▶ RECORDS FOR THE EXERCISE
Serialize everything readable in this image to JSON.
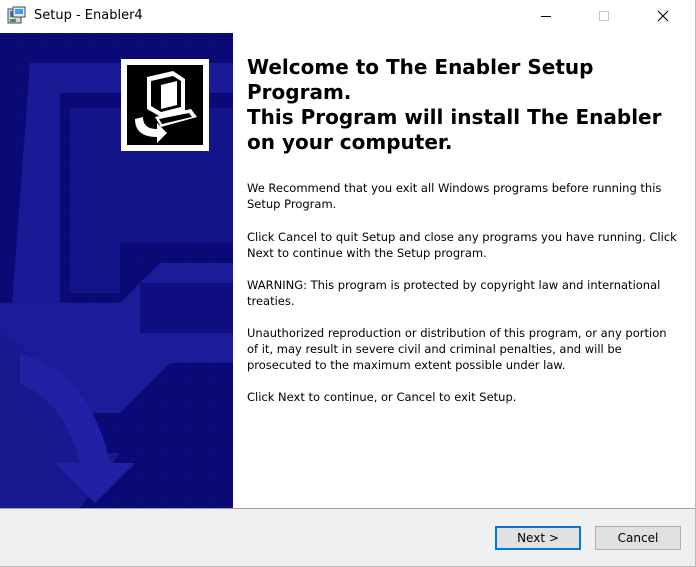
{
  "window": {
    "title": "Setup - Enabler4"
  },
  "icons": {
    "app": "setup-app-icon",
    "minimize": "minimize-icon",
    "maximize": "maximize-icon",
    "close": "close-icon",
    "banner_logo": "computer-install-logo"
  },
  "colors": {
    "banner_background": "#0a0a78",
    "banner_shape": "#1c1c9a",
    "button_focus_border": "#0078d7",
    "footer_background": "#f0f0f0"
  },
  "content": {
    "heading_line1": "Welcome to The Enabler Setup",
    "heading_line2": "Program.",
    "heading_line3": "This Program will install The Enabler",
    "heading_line4": "on your computer.",
    "paragraph1": "We Recommend that you exit all Windows programs before running this Setup Program.",
    "paragraph2": "Click Cancel to quit Setup and close any programs you have running. Click Next to continue with the Setup program.",
    "paragraph3": "WARNING: This program is protected by copyright law and international treaties.",
    "paragraph4": "Unauthorized reproduction or distribution of this program, or any portion of it, may result in severe civil and criminal penalties, and will be prosecuted to the maximum extent possible under law.",
    "paragraph5": "Click Next to continue, or Cancel to exit Setup."
  },
  "buttons": {
    "next_label": "Next >",
    "cancel_label": "Cancel"
  }
}
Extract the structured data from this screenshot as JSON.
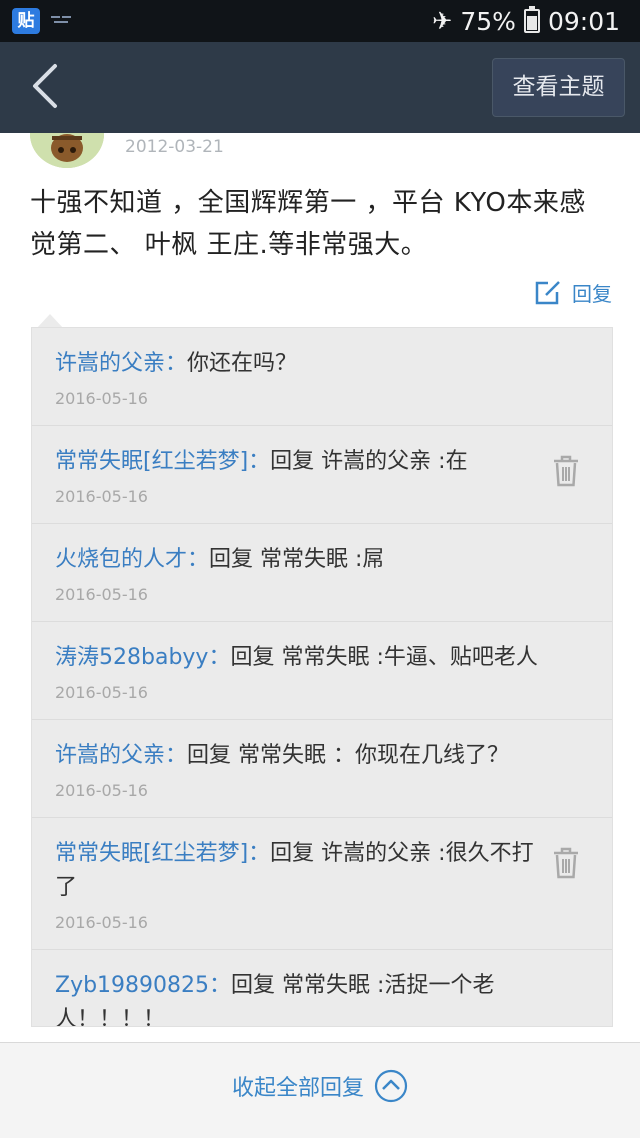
{
  "status_bar": {
    "app_icon_text": "贴",
    "battery": "75%",
    "time": "09:01"
  },
  "nav": {
    "view_topic_label": "查看主题"
  },
  "post": {
    "date": "2012-03-21",
    "content": "十强不知道 ，全国辉辉第一 ，平台 KYO本来感觉第二、 叶枫 王庄.等非常强大。",
    "reply_label": "回复"
  },
  "sub_replies": [
    {
      "user": "许嵩的父亲：",
      "text": "你还在吗？",
      "date": "2016-05-16",
      "deletable": false
    },
    {
      "user": "常常失眠[红尘若梦]：",
      "text": "回复 许嵩的父亲 :在",
      "date": "2016-05-16",
      "deletable": true
    },
    {
      "user": "火烧包的人才：",
      "text": "回复 常常失眠 :屌",
      "date": "2016-05-16",
      "deletable": false
    },
    {
      "user": "涛涛528babyy：",
      "text": "回复 常常失眠 :牛逼、贴吧老人",
      "date": "2016-05-16",
      "deletable": false
    },
    {
      "user": "许嵩的父亲：",
      "text": "回复 常常失眠 ：你现在几线了？",
      "date": "2016-05-16",
      "deletable": false
    },
    {
      "user": "常常失眠[红尘若梦]：",
      "text": "回复 许嵩的父亲 :很久不打了",
      "date": "2016-05-16",
      "deletable": true
    },
    {
      "user": "Zyb19890825：",
      "text": "回复 常常失眠 :活捉一个老人！！！！",
      "date": "",
      "deletable": false
    }
  ],
  "bottom": {
    "collapse_label": "收起全部回复"
  },
  "colors": {
    "nav_bg": "#2e3a48",
    "link_blue": "#3a86c8",
    "user_blue": "#3a7ec2",
    "sub_bg": "#ebebeb"
  },
  "icons": [
    "app-icon",
    "airplane-icon",
    "battery-icon",
    "back-arrow-icon",
    "edit-icon",
    "trash-icon",
    "chevron-up-circle-icon"
  ]
}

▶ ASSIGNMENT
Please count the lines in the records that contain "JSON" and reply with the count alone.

▶ RESULT FOR THIS TASK
2